▸ DATASET EXCERPTS
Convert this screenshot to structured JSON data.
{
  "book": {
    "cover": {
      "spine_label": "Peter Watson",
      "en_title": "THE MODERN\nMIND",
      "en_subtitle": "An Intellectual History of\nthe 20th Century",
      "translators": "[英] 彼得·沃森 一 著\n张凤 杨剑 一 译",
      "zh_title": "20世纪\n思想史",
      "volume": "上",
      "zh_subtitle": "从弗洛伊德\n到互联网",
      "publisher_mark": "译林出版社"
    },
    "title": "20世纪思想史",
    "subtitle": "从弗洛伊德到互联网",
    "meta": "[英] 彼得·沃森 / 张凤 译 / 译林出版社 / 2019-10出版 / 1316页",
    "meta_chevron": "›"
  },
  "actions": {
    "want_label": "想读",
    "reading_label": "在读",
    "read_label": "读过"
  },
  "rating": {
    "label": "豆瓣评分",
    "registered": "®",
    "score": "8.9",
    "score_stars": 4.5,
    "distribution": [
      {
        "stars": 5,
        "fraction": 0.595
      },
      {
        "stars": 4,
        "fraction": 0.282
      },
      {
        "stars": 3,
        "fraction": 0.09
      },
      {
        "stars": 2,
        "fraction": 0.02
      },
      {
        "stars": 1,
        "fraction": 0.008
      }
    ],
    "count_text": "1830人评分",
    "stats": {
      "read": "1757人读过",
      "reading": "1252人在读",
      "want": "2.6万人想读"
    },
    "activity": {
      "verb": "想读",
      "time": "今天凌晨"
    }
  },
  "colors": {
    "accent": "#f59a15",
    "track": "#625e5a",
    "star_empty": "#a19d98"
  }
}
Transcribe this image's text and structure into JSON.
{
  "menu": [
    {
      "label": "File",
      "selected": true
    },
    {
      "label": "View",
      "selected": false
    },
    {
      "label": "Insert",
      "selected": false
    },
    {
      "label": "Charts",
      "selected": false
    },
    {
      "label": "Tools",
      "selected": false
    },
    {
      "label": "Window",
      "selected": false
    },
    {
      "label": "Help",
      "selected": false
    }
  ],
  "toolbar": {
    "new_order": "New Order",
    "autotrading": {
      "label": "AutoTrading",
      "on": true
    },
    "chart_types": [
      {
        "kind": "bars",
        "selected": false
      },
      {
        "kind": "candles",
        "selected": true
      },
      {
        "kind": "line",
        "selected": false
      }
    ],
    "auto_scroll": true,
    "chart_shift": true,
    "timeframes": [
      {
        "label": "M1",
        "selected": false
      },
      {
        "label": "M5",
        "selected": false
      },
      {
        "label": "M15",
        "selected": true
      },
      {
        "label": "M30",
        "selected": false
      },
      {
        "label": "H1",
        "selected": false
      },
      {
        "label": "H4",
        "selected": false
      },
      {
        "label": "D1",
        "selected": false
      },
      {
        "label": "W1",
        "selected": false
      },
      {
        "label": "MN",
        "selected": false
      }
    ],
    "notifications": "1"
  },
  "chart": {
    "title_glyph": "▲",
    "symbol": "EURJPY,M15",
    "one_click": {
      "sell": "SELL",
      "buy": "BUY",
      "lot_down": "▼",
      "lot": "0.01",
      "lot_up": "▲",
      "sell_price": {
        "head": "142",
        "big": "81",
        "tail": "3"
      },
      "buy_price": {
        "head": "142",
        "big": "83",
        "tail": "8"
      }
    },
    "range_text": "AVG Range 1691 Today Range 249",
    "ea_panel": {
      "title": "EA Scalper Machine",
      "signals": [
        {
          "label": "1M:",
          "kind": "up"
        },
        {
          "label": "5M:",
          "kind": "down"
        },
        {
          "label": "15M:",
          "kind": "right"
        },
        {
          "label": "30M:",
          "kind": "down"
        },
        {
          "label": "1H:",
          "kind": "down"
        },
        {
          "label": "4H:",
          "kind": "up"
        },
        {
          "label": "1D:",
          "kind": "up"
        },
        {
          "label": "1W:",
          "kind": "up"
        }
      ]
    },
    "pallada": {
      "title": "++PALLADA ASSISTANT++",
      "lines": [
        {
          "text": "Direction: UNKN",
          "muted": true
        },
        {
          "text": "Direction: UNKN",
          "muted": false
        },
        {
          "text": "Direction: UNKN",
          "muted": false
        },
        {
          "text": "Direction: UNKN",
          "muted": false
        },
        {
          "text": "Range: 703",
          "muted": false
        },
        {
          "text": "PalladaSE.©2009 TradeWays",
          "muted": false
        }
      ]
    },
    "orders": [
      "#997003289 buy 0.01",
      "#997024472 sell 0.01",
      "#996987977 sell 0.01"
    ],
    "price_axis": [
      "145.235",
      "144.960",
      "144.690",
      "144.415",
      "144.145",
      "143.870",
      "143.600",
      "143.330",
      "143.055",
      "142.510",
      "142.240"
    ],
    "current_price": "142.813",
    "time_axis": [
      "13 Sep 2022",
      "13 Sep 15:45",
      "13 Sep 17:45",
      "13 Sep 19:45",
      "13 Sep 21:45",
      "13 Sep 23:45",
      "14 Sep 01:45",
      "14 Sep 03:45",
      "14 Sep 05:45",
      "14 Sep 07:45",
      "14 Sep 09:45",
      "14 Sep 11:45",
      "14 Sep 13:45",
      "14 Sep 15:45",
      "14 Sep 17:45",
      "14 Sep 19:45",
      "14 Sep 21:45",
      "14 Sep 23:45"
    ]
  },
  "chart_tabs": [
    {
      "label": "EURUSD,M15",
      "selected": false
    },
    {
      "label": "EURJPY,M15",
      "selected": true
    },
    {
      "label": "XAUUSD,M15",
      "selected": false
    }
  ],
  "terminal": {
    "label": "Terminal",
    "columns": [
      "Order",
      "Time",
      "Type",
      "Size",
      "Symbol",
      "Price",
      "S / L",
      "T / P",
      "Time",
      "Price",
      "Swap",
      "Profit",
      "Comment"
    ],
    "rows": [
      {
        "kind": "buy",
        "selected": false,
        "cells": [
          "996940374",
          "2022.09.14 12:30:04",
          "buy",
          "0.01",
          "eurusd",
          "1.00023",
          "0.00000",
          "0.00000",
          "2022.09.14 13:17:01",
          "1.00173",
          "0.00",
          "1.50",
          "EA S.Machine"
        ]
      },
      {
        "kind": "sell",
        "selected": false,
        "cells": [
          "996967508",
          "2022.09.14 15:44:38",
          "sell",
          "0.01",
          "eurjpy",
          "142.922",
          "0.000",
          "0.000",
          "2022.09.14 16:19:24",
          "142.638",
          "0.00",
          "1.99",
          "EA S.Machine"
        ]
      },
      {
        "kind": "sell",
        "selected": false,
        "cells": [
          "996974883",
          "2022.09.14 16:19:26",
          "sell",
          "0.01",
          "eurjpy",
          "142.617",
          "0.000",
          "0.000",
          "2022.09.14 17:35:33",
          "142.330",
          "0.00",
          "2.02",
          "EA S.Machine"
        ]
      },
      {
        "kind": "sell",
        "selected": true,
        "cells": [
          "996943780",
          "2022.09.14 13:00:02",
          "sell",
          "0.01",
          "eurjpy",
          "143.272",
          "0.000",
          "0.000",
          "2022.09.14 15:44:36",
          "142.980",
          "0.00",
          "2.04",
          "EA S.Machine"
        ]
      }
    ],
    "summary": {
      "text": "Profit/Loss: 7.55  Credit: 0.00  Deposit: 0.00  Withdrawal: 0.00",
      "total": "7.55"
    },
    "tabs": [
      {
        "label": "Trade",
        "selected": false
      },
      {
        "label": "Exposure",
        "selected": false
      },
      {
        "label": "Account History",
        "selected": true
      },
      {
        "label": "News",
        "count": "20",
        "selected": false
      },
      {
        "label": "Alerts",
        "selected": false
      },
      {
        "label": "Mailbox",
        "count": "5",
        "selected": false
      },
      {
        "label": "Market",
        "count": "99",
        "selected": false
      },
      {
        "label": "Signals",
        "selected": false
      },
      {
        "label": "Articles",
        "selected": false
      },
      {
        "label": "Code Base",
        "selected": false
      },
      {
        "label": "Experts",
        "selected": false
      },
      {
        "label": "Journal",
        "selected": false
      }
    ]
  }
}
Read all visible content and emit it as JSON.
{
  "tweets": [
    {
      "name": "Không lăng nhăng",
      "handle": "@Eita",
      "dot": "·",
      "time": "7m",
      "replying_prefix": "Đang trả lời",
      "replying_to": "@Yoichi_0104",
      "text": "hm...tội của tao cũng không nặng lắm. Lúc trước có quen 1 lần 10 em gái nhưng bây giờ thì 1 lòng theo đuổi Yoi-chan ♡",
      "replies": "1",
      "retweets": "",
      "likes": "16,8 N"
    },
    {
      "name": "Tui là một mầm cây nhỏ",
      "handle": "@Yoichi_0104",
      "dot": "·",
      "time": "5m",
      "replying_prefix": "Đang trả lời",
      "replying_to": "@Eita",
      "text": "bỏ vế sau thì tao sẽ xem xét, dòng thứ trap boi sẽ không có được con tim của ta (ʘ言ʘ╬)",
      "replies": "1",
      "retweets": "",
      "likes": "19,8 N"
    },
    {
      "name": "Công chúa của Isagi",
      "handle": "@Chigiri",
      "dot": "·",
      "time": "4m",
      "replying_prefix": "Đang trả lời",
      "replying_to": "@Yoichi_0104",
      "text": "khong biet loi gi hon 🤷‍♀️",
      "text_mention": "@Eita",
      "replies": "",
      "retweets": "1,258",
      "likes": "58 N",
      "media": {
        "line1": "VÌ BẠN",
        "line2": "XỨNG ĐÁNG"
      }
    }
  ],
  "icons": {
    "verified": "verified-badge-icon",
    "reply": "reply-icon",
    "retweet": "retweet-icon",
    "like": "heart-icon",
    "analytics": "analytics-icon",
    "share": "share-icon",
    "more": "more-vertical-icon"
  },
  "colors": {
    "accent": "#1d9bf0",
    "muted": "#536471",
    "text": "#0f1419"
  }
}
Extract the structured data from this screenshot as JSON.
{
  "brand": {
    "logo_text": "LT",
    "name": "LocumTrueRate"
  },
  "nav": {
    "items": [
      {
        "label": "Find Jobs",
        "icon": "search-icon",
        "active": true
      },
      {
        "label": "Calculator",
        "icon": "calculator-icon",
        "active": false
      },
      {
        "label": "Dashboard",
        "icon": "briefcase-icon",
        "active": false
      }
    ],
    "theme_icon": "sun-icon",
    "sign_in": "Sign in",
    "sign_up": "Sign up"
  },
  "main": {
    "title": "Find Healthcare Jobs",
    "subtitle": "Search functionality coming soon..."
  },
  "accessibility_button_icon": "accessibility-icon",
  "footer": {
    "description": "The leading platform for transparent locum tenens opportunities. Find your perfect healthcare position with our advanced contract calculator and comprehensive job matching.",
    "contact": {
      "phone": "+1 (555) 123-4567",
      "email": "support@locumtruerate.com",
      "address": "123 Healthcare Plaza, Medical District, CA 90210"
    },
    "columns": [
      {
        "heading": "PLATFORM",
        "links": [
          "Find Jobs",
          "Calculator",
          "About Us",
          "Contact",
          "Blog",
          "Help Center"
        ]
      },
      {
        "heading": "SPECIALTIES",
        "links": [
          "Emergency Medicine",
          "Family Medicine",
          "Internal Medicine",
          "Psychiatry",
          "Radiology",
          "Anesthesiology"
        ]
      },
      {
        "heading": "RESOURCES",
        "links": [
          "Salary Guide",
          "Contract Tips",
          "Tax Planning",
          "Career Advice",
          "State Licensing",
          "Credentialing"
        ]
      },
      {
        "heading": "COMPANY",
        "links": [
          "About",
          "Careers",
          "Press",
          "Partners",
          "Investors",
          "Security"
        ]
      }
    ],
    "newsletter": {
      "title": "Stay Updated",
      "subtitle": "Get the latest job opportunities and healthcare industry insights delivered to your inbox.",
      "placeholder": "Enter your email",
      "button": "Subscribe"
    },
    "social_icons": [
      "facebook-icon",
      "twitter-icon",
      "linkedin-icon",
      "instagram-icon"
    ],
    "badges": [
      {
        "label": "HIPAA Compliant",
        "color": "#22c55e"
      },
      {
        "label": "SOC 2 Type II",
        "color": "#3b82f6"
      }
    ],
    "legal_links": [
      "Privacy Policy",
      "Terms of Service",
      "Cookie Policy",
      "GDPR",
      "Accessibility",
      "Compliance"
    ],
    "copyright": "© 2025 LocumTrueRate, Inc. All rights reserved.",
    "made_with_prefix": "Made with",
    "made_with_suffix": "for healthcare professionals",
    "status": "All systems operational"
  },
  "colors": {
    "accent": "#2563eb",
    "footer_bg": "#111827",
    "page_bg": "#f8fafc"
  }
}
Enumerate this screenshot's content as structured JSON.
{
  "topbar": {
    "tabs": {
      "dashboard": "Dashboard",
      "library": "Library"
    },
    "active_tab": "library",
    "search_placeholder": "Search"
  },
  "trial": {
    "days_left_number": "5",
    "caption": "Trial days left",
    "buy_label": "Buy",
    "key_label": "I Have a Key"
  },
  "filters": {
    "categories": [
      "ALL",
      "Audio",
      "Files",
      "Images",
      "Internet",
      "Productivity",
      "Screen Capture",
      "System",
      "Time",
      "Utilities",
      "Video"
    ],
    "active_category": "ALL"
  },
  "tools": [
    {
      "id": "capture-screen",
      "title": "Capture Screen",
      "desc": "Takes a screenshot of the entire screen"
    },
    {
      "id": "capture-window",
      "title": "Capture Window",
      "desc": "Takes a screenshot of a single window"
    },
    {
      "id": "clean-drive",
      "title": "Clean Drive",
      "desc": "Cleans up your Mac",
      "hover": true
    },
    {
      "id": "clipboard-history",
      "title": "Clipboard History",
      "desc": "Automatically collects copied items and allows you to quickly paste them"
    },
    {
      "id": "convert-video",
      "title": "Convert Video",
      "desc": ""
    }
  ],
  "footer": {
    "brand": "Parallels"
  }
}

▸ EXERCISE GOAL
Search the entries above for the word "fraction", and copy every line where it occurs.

▸ TASK ANSWER
        "fraction": 0.595
        "fraction": 0.282
        "fraction": 0.09
        "fraction": 0.02
        "fraction": 0.008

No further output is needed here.